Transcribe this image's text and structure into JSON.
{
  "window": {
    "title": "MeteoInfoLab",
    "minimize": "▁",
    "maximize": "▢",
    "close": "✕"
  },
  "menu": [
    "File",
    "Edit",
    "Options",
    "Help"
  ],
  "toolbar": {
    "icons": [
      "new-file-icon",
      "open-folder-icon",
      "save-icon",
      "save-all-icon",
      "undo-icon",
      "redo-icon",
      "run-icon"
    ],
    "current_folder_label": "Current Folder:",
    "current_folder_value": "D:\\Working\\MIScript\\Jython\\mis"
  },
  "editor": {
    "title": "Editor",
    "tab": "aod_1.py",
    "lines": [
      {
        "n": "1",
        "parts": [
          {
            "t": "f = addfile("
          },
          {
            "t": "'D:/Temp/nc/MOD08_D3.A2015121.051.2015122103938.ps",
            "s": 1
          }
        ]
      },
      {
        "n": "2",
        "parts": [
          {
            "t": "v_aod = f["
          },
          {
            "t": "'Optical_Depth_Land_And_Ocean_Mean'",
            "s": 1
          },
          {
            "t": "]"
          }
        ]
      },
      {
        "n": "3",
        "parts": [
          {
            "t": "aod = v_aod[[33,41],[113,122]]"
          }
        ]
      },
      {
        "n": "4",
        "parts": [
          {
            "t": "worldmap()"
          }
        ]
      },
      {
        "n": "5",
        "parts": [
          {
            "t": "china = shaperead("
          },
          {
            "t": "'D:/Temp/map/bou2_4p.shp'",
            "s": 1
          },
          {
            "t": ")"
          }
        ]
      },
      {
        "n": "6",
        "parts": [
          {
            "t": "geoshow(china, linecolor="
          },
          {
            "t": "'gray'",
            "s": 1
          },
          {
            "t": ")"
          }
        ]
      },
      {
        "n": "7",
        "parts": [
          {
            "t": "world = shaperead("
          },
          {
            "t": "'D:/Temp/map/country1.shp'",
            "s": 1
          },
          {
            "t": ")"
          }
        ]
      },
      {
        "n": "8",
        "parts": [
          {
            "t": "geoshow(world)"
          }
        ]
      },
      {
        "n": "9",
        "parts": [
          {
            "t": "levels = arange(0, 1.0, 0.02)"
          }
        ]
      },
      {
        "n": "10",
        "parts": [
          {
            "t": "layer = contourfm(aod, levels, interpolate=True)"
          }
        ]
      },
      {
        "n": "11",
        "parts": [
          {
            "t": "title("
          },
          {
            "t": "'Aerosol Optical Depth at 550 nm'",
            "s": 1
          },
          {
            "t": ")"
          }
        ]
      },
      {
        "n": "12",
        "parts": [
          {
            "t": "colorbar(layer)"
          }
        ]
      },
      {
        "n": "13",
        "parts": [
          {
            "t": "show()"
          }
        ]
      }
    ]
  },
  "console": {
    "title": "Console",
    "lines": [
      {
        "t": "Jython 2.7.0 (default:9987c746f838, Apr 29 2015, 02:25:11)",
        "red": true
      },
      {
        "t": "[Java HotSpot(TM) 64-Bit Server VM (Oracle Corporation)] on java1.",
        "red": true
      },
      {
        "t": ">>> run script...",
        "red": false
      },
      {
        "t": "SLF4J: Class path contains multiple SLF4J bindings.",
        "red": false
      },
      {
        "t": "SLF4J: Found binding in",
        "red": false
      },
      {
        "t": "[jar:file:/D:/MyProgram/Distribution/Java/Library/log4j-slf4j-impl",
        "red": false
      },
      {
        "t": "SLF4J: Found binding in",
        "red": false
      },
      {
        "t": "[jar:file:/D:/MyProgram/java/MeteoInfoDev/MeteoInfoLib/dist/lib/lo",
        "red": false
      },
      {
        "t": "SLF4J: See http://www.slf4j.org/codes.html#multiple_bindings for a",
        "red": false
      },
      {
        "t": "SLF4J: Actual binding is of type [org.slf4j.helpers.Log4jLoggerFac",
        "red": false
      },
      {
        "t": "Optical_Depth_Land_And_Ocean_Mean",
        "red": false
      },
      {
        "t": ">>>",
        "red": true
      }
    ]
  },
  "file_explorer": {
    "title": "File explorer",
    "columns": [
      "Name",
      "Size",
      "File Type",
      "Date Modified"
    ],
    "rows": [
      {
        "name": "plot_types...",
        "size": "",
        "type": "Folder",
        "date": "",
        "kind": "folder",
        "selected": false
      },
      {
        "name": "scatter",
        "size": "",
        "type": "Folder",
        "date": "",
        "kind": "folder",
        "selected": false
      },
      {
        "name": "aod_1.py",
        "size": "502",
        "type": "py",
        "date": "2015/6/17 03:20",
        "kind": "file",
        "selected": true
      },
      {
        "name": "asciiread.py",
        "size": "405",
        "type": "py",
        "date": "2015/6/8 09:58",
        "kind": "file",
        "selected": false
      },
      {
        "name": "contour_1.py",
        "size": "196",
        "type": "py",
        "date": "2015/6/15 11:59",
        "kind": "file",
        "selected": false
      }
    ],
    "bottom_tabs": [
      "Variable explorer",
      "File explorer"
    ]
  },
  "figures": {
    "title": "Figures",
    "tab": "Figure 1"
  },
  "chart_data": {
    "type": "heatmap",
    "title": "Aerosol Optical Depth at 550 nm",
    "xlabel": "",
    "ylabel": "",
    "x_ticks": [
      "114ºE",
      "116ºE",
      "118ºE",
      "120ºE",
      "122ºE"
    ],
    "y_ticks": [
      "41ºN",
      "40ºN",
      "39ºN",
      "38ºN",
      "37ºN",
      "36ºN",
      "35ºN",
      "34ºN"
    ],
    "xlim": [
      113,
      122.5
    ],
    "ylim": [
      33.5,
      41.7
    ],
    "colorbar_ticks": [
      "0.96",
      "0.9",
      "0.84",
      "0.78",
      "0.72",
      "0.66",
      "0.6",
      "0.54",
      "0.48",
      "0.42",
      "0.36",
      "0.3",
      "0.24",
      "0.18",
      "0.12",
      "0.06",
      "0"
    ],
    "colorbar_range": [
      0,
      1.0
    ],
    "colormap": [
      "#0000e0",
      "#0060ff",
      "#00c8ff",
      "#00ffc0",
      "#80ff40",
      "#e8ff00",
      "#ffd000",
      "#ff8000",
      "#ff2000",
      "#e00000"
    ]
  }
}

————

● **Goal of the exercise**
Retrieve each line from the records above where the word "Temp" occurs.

● **Answer section**
            "t": "'D:/Temp/nc/MOD08_D3.A2015121.051.2015122103938.ps",
            "t": "'D:/Temp/map/bou2_4p.shp'",
            "t": "'D:/Temp/map/country1.shp'",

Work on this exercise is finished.